Cirrus incorporates amenities and systems that would have been unlikely in a building of a generation ago — or in a less prosperous market today. One is the “fifth side” of the building, the 2,835-square-foot open roof garden on the 40th floor incorporating an outdoor gas fireplace, ornamental pool and clusters of seating for socializing. Another is the adjacent fitness room, the hidden engineering of which provides a clue to how demanding (and expensive) the design of these buildings has become. The workout machines all reside on a concrete slab that’s acoustically isolated from the concrete building frame through a system of shock absorbers. Concrete is a fine sound deadener for blocking outside noises, but it’s an even better sound transmitter for feet hammering a treadmill. A suspension system is essential.

Linsley says urban renters today place a high premium on these social components of the building. The idea, he says, is to create a “comprehensive and cohesive residential experience.” GID isn’t targeting transient renters, but rather an affluent millennial crowd who’ll consider the tower “home,” just as their parents and grandparents embraced the single-family suburban house. Not incidentally, Linsley also hopes to capture some empty-nested boomers who are finally sick of mowing lawns and battling roof moss.
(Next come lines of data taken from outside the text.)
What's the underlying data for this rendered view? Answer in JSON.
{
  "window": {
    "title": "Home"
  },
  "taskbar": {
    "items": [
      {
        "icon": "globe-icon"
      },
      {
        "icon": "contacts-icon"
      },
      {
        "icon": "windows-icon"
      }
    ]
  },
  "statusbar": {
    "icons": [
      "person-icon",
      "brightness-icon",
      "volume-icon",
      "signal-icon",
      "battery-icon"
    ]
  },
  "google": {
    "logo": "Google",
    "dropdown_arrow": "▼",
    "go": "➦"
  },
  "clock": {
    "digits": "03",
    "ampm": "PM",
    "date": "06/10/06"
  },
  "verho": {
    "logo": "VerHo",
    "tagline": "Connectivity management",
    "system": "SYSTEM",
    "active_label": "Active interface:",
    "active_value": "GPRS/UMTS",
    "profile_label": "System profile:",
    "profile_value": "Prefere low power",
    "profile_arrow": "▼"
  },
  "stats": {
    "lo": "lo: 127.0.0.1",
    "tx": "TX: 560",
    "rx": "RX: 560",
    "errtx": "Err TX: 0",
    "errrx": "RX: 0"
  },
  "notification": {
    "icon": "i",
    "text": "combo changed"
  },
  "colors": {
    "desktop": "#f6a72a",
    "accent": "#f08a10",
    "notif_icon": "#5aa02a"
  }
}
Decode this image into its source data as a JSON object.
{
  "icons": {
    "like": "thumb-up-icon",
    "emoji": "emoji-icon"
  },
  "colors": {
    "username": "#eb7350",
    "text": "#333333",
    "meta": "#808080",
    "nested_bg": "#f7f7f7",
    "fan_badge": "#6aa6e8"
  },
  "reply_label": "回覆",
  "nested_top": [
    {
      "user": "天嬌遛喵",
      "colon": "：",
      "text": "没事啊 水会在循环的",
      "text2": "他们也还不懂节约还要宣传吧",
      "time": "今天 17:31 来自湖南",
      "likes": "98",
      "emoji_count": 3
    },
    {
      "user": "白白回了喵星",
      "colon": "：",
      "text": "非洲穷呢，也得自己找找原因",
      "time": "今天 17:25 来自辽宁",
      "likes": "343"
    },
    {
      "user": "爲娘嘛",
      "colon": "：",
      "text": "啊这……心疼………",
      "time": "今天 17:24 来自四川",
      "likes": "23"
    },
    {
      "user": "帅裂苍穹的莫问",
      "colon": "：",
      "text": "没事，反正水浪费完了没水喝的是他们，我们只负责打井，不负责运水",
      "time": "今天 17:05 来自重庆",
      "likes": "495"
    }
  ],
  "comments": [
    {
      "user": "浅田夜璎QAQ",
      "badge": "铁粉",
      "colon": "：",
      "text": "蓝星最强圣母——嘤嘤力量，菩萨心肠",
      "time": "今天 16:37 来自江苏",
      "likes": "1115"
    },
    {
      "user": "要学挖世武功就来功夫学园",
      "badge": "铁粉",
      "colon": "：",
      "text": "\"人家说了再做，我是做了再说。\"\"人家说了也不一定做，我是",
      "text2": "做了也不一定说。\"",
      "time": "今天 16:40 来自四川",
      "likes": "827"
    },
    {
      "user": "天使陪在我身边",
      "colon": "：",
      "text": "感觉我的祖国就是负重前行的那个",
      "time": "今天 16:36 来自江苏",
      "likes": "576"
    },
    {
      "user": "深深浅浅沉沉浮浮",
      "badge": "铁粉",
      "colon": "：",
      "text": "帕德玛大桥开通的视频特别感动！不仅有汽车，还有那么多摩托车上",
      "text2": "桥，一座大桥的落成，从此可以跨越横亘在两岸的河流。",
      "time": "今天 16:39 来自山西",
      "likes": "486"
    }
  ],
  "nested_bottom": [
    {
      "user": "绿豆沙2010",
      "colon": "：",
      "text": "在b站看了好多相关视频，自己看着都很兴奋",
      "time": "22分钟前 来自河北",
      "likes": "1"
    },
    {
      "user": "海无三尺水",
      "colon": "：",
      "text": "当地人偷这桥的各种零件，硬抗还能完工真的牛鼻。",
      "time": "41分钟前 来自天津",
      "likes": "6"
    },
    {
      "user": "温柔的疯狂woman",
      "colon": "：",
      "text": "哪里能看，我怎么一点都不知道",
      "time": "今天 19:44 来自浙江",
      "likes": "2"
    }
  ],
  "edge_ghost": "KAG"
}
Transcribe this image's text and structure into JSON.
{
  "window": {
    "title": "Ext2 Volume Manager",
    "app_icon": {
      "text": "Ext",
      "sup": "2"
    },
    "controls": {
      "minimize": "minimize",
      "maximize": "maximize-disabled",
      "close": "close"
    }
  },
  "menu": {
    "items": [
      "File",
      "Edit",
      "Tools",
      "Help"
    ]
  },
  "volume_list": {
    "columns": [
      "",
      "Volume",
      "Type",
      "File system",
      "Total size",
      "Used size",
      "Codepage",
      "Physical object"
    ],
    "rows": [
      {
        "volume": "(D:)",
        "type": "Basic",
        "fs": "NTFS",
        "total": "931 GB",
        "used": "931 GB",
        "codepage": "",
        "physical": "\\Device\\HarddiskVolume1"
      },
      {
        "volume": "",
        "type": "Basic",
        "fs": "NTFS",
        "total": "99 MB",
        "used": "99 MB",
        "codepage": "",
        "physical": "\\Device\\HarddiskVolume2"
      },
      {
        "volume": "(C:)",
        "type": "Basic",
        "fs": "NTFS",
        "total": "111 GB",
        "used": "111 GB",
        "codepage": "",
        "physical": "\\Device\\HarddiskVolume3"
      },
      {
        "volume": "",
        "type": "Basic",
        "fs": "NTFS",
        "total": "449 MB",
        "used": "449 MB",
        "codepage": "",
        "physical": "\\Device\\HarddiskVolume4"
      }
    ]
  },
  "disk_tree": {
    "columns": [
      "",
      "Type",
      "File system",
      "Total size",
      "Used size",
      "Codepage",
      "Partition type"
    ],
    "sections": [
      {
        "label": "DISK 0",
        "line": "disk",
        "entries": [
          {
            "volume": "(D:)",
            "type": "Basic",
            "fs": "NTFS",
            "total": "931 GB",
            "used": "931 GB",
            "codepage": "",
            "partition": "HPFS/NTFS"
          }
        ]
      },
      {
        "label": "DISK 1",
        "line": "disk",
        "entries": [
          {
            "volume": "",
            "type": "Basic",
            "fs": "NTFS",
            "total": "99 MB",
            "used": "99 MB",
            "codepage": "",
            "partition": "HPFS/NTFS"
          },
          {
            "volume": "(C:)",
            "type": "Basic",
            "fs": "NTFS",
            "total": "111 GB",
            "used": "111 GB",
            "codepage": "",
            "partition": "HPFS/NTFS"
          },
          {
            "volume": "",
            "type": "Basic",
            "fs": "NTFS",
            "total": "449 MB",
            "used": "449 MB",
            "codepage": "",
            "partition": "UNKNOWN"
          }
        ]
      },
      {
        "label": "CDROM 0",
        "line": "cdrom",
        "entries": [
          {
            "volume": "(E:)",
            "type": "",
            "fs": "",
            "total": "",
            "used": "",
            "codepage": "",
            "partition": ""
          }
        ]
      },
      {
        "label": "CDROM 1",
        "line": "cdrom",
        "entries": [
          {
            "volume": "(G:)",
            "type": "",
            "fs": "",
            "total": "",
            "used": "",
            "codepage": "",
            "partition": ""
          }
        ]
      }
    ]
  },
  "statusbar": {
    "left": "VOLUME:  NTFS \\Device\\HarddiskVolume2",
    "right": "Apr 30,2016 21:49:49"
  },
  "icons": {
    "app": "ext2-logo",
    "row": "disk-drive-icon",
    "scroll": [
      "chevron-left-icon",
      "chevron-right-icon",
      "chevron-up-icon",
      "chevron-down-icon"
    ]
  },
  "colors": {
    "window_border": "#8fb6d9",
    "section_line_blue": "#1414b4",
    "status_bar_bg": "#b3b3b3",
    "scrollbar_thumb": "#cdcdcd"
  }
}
THERE ARE DOWNSIDES to Seattle’s skyscraper boom, and we can see one of them from Cirrus’ roof garden. One block away is an 8-year-old, 34-story condo that’s just seen a 40-story office tower rise 20 feet away, obliterating views and light. While the latest revision to the city land-use code requires minimum spacing of 60 feet between towers, there are still some tightly-packed ones to come that were entitled under old code.

Even this 60-foot minimum might not be enough to preserve emotional breathing space in Seattle’s core, to keep the city feeling more Seattle than Singapore or Manhattan. But here’s the problem: We either shoot up (the Manhattanization of Seattle) or spread out (the Los Angelization of Seattle) or restrict new building so tightly that homes in the city become unaffordable to all but the elite (the Santa Barbarazation of Seattle). If there’s a fourth alternative, nobody’s found it.

Another skyscraper problem is that no one has really figured out how to give high-rise buildings a sense of place, to make them seem stylistically and spiritually at home in the Pacific Northwest. With the tiny Magnolia Library in 1956, architect Paul Hayden Kirk expertly infused the International Style with a Northwest spirit by framing a glass box in a post-and-beam wooden exoskeleton, but that’s not going to work with a 40-story building. Decorative capers, like tricking out a tower with echoes of a ski lodge or the Space Needle, are guaranteed to look preposterous: big buildings wear architectural in-jokes very poorly. Flamboyantly sculptural forms, such as the scoop-shaped 58-story tower recently approved for the Fourth Avenue and Union Street block, sometimes become successful civic icons. But they also have a tendency to soar over budget, and they might end up appearing more like starbursts of ego than authentic expressions of a city’s culture.

What does the skyscraper authentically express? Ambition, importance, money — these have always been its stock in trade, and now to these we can add costly, constricted building space and teeming crowds of people wanting to live in the city. It’s asking a lot, after all this, to demand that the building also be democratic, to offer a populist nod to the ordinary folk passing by on the street.

But it’s absolutely the Seattle spirit to ask this.